WHAT YOU HAVE TO DO:
Look through the listing below, and wherever a line has the string "reclamante", pull it out.

AVAILABLE DATA:
┄┄┄┄┄┄┄┄┄┄

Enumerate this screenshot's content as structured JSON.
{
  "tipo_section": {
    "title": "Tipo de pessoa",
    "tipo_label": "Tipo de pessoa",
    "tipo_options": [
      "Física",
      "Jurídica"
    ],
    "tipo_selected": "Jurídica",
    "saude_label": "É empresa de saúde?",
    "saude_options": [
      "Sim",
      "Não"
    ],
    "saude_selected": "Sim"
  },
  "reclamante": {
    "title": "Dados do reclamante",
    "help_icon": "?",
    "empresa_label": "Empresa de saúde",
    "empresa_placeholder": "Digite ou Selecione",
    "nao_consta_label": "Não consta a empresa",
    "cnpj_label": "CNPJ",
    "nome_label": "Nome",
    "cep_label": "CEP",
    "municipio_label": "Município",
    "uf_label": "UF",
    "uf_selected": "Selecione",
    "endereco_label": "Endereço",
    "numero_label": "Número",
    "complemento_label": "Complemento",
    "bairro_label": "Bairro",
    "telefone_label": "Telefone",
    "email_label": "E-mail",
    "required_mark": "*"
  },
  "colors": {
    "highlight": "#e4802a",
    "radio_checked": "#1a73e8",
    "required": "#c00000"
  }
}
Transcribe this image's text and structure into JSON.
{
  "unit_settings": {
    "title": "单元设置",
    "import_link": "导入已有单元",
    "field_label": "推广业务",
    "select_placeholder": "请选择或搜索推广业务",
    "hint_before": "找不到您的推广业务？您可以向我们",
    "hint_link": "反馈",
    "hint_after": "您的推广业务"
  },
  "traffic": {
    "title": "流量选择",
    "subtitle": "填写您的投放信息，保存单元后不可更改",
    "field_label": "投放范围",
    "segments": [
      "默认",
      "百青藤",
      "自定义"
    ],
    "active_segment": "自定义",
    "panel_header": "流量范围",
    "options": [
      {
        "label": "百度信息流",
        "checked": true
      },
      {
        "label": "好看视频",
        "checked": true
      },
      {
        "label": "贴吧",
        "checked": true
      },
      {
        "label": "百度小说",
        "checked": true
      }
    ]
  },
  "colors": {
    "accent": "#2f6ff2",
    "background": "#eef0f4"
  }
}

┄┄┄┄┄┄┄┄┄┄

EXERCISE SOLUTION:
  "reclamante": {
    "title": "Dados do reclamante",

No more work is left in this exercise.